◆ Work required
Go through the material below and return each line with the string "channel" in it.

----------

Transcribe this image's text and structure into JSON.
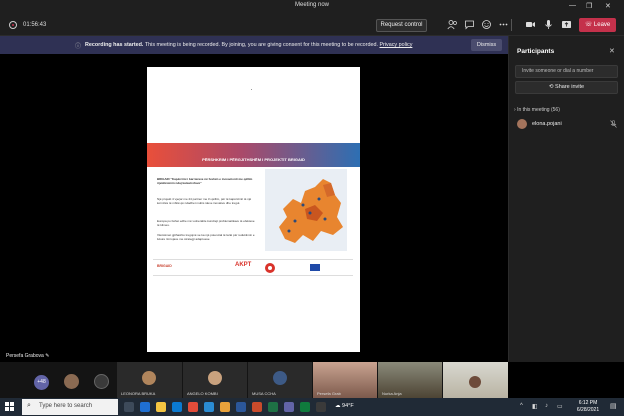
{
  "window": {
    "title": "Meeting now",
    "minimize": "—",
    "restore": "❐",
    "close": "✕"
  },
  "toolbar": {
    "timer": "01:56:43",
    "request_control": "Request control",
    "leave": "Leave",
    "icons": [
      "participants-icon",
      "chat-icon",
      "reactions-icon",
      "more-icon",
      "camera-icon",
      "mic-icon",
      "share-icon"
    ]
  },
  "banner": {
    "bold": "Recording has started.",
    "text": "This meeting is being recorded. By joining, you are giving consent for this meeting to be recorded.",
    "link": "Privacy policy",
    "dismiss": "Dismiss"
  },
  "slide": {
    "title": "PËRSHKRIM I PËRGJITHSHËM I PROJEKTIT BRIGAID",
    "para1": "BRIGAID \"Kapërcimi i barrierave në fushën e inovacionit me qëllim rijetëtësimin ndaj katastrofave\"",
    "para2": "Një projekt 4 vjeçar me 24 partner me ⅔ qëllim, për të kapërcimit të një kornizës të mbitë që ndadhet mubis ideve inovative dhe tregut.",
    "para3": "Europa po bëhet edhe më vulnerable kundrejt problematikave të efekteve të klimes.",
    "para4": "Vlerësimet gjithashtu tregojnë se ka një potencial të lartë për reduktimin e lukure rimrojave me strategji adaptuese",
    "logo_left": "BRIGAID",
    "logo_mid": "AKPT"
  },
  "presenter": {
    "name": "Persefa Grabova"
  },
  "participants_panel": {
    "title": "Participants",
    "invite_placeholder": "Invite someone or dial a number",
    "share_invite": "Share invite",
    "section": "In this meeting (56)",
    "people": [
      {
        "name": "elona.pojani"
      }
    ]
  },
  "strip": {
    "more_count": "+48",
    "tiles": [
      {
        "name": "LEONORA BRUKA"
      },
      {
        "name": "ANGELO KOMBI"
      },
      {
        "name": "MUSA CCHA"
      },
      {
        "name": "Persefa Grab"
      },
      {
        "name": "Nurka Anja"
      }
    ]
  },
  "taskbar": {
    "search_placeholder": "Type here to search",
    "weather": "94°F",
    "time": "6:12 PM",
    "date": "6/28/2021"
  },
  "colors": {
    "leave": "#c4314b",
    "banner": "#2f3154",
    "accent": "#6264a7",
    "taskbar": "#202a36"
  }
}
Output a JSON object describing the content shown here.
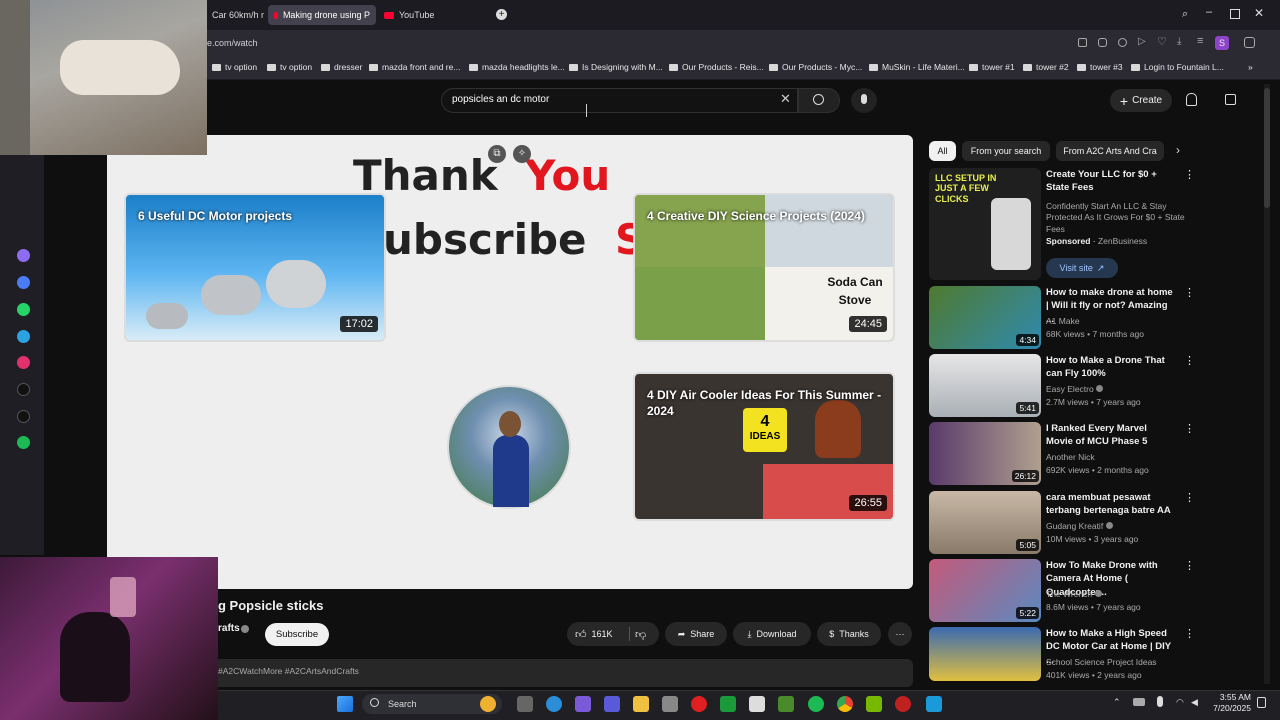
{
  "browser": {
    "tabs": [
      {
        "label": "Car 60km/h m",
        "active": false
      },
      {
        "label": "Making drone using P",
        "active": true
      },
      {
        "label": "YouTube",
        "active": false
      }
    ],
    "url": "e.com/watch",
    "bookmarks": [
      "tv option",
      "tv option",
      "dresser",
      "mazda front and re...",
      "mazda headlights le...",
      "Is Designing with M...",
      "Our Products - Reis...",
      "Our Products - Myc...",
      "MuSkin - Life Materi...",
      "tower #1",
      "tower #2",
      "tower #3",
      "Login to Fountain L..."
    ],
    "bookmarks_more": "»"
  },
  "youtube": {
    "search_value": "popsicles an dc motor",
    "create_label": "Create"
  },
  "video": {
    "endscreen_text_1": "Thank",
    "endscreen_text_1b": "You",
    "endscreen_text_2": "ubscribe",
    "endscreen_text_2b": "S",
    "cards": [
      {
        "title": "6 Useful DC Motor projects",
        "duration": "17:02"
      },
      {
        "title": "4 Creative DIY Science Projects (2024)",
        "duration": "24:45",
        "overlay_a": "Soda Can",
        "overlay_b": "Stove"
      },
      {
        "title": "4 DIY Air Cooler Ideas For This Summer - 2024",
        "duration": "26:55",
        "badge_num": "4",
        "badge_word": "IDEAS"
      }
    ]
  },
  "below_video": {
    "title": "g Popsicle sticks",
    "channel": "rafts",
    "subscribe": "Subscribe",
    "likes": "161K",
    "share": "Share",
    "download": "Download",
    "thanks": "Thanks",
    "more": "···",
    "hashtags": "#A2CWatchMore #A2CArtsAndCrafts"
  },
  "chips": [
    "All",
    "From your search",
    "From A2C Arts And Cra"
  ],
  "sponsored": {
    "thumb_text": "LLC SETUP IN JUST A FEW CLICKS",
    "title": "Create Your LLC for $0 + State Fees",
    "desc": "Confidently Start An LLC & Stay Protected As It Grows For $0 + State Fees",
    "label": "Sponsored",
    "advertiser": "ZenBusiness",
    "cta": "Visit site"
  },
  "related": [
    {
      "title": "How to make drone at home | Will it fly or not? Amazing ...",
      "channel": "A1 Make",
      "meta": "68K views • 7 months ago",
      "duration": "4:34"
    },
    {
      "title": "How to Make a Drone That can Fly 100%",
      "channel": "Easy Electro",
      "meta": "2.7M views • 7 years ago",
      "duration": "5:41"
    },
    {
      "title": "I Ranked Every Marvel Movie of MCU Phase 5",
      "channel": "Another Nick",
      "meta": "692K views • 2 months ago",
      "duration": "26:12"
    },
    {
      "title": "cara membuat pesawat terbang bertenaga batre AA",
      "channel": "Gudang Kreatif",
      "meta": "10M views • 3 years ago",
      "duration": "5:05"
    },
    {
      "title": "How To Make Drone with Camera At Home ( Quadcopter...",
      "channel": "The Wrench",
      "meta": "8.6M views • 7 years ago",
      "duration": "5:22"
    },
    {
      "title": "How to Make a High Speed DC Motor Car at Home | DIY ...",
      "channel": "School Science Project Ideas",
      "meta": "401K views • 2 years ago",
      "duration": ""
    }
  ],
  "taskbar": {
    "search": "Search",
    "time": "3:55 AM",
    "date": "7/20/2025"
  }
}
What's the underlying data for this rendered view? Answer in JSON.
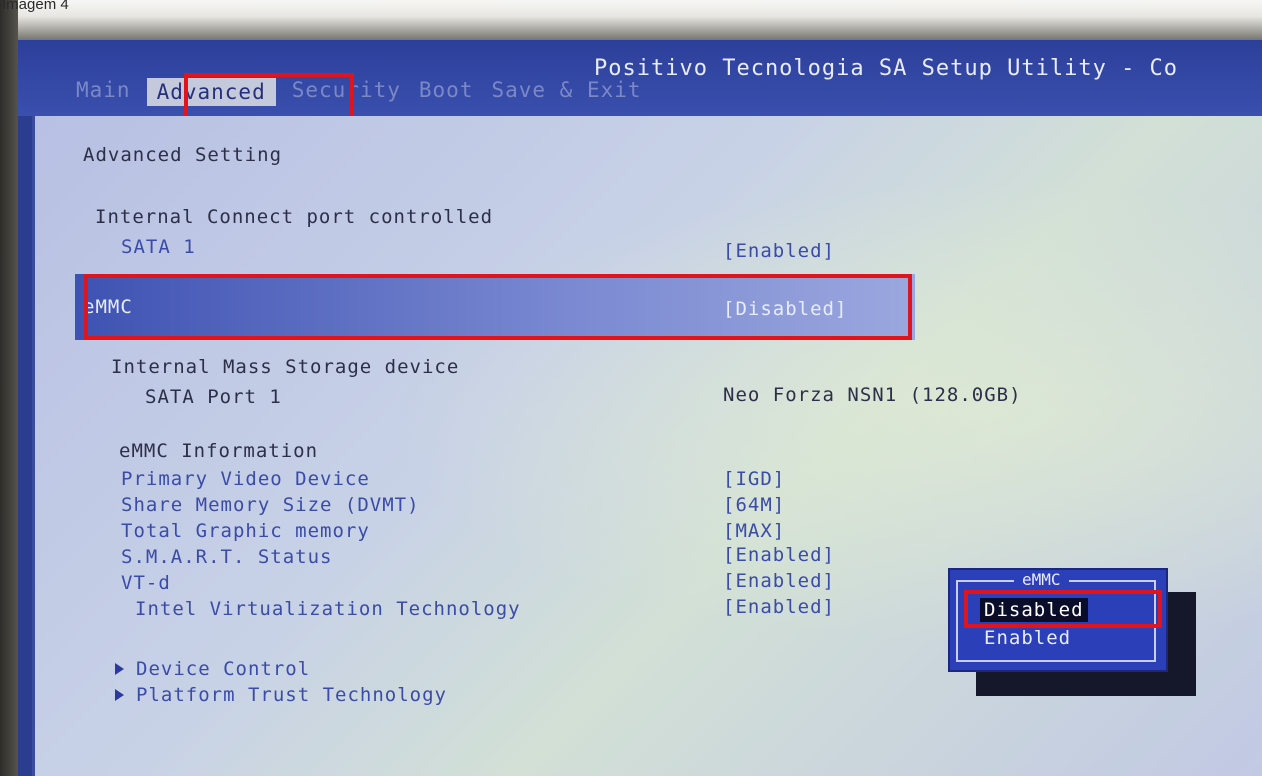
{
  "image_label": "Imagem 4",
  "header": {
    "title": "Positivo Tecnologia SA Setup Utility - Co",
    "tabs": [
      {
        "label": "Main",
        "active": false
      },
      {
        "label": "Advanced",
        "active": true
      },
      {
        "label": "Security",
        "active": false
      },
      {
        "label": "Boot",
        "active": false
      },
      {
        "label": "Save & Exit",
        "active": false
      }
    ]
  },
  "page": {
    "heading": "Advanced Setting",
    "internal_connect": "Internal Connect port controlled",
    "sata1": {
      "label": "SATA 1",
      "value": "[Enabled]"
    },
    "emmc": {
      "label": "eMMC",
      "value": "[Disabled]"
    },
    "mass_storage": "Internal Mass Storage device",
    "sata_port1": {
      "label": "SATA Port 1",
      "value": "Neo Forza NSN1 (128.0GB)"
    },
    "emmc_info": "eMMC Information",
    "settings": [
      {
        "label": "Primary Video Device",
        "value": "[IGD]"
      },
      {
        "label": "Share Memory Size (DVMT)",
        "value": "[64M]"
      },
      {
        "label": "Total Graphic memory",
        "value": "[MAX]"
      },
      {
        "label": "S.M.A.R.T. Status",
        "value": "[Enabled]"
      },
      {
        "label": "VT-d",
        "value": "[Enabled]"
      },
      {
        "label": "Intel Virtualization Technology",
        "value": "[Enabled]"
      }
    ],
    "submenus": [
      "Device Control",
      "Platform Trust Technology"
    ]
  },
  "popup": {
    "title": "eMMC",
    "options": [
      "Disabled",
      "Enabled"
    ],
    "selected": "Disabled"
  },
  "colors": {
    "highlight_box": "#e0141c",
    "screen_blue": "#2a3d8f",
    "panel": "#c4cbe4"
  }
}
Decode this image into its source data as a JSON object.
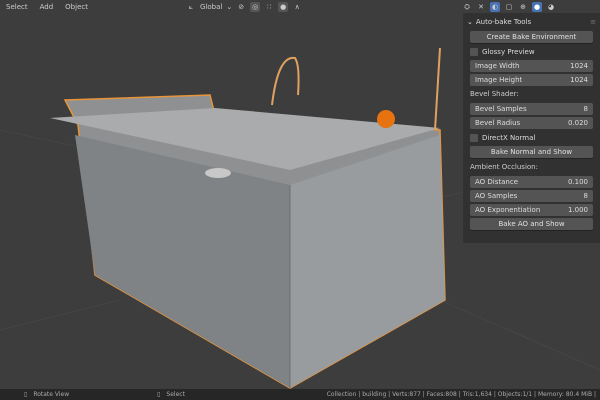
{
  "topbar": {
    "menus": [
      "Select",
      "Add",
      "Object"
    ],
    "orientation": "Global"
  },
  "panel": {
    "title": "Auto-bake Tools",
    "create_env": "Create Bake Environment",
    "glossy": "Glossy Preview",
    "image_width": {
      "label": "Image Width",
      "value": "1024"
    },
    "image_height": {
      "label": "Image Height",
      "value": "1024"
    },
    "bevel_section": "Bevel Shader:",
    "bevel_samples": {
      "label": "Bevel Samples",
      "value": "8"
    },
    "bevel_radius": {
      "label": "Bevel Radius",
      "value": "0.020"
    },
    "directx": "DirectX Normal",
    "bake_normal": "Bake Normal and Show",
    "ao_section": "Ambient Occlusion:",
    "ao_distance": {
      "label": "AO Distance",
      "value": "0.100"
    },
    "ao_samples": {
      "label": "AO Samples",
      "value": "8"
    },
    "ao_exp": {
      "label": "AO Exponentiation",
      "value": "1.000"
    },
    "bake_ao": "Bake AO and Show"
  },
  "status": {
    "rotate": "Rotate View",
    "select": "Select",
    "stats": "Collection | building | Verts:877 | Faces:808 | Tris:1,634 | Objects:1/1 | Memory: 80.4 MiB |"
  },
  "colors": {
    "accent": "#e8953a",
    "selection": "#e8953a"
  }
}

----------

◆ Reply
    "channel": "rafts",
      "channel": "A1 Make",
      "channel": "Easy Electro",
      "channel": "Another Nick",
      "channel": "Gudang Kreatif",
      "channel": "The Wrench",
      "channel": "School Science Project Ideas",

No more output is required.